Fleck's "Fishes" was originally a 10-minute club performance piece. "I gave the illusion that I was hurting this little goldfish -- a long story -- and they started screaming, 'Save the fish! Save the fish!' And I'm such a good actor," he interjects drolly, "this man jumped out of the audience and started calling me every name in the book ... I thought he was gonna hit me. And he grabbed this fish and he took off. And he saved the fish. I thought, 'Whoa!' I love stuff like that."

Fleck then expanded the piece into a 40-minute performance that played at several respected venues. One of them, the Tiffany Theater, had reservations at first. "They didn't want me to come there," he says. "Let's face it. A lot of performance art is garbage." But Fleck and his director persuade the theater to present his show, which eventually ran for six weeks.

The piece, which focuses on Christian guilt, is highly personal and symbolic and has some nudity. It opens with him dressed as a mermaid "swimming on a toilet" on wheels, he explains. In the course of the performance he extracts both a bottle of tequila and a goldfish from the toilet; he also urinates into it, and mimes vomiting into it. Hidden inside the toilet are discrete compartments that allow him to do all these things. "That goldfish is still alive," he says reassuringly.

The piece is not without knowing humor. A cry of protest over the killing of dolphins segues into a cry of regret over the cancellation of the "Flipper" television show.

Although he supports gay-rights issues, he says his work deals less with gay themes than with androgyny. "I always deal with sexual confusion," Fleck says. "I've had as many women lovers as men. I'm with a man right now. ... Of course in this day of the plague, so to speak, it isn't as easy to cross over, nor would I want to. I just want to settle down."

In "I Got the He-Be-She-Be's" Fleck plays his own male and female halves making love to himself.

"Why is it art?" he muses about his work, and chuckles. "Because art professionals say it is. ... I've got a pile of reviews saying how wonderful I am. It isn't for everybody. Not everybody's going to understand it, but not everybody understands modern art."

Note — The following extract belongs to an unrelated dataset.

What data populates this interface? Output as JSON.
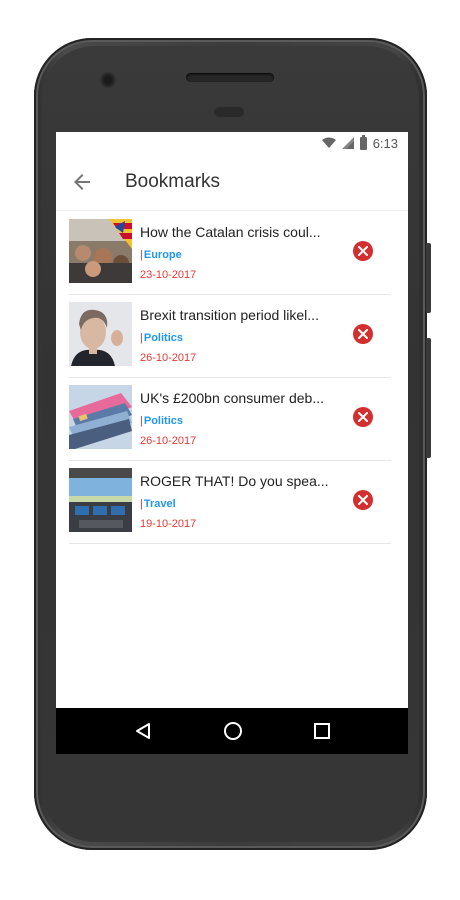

He loses money -- even with grants -- on performance art. "It certainly hasn't helped my acting career," he says. "Most people think performance artists can't act."